Investment is always equal to savings if total expenditure (C + I) = total income (Y). This is the condition of economic stability or full employment. In such a situation total income (Y) is spent either on the purchase of consumption goods (C) or on the purchase of investment goods (I) which are used for further production.
But, if a part of the income received by an individual is not spent, and if this deficiency of expenditure is not made up by investment expenditure, the reduced expenditure of one will lead to a fall in the income of others, with a lower income they would be able to spend less and then the income of others will also thereby be reduced. The circumference of the circle of income and expenditure will be shortened and this lead to unemployment.
However, the propensity to consume tends to diminish as capital income increases. In other words, the propensity to save increases as capital income increases, and a larger proportion of the additional income is saved and is not spent. This saved income creates instability in the economy. Hence, to maintain economic stability, i.e., income and employment at the previous level, it is necessary to offset the effects of the decrease in demand for output due to a decrease in consumption by a corresponding increase in investment expenditure on public works. It is, here the role of public expenditure is emphasized. Here the objective of public expenditure is to maintain a balance as between savings and investments or income and expenditure or aggregate demand and aggregate supply. Thus, public expenditure which is undertaken to offer any deficiency is private spending i.e. effective demand. So as to bring a balance between aggregate demand and aggregate supply (i.e., total expenditure = total income) is called compensatory expenditure.
Keyness pointed out that the aggregate demand function of employment does not automatically adjust itself to the aggregate supply function of employment. This adjustment can be achieved only by a positive and dynamic operation of fiscal policy, i.e., direct government expenditures as well as measures for guiding and influencing private investment decisions.
Thus, Keyness regarded fiscal policy “as a balancing factor” which would “bring about an adjustment between the propensity to consume and the inducement to invest”. He looked at public finance as one of the instruments of a policy designed to bridge the deficiency in aggregate demand function resulting from the deficient behavior of the consumption and investment functions.

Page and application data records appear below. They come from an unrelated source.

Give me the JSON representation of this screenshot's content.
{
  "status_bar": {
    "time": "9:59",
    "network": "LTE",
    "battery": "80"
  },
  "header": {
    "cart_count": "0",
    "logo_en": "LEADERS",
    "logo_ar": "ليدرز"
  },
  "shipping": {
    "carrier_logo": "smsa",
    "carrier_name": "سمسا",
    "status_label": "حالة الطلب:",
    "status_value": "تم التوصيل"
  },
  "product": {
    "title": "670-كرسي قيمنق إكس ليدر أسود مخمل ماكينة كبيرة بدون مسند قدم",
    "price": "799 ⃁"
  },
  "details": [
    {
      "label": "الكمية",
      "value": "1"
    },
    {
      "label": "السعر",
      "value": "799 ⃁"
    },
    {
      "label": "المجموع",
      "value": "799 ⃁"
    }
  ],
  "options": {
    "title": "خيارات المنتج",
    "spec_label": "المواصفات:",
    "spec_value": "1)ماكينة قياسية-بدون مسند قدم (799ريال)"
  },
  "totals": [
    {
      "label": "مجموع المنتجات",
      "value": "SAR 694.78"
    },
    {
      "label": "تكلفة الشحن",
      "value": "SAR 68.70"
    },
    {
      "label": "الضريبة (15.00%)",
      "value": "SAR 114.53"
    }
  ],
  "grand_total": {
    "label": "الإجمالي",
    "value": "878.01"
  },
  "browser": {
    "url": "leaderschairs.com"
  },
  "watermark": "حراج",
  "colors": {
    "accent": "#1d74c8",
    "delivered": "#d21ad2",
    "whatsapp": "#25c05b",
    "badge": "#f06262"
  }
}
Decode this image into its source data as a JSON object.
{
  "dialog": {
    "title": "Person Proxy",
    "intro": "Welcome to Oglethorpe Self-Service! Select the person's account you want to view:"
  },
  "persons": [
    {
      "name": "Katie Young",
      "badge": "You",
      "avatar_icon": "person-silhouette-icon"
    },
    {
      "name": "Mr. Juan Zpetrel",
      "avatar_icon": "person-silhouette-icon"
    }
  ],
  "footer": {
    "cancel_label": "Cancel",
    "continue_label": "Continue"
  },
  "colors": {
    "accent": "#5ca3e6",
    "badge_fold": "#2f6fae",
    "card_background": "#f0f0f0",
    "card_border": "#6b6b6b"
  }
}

In this way, the instrument of fiscal policy could raise the economy to a higher level of employment and output.
Keyness advocated the use of fiscal policy as a balancing factor not only in the form of a progressive tax structure to raise the propensity to consume but also in the form of a national investment programme so broad that it may include direct government expenditures as well as measures for guiding and influencing private investment decisions.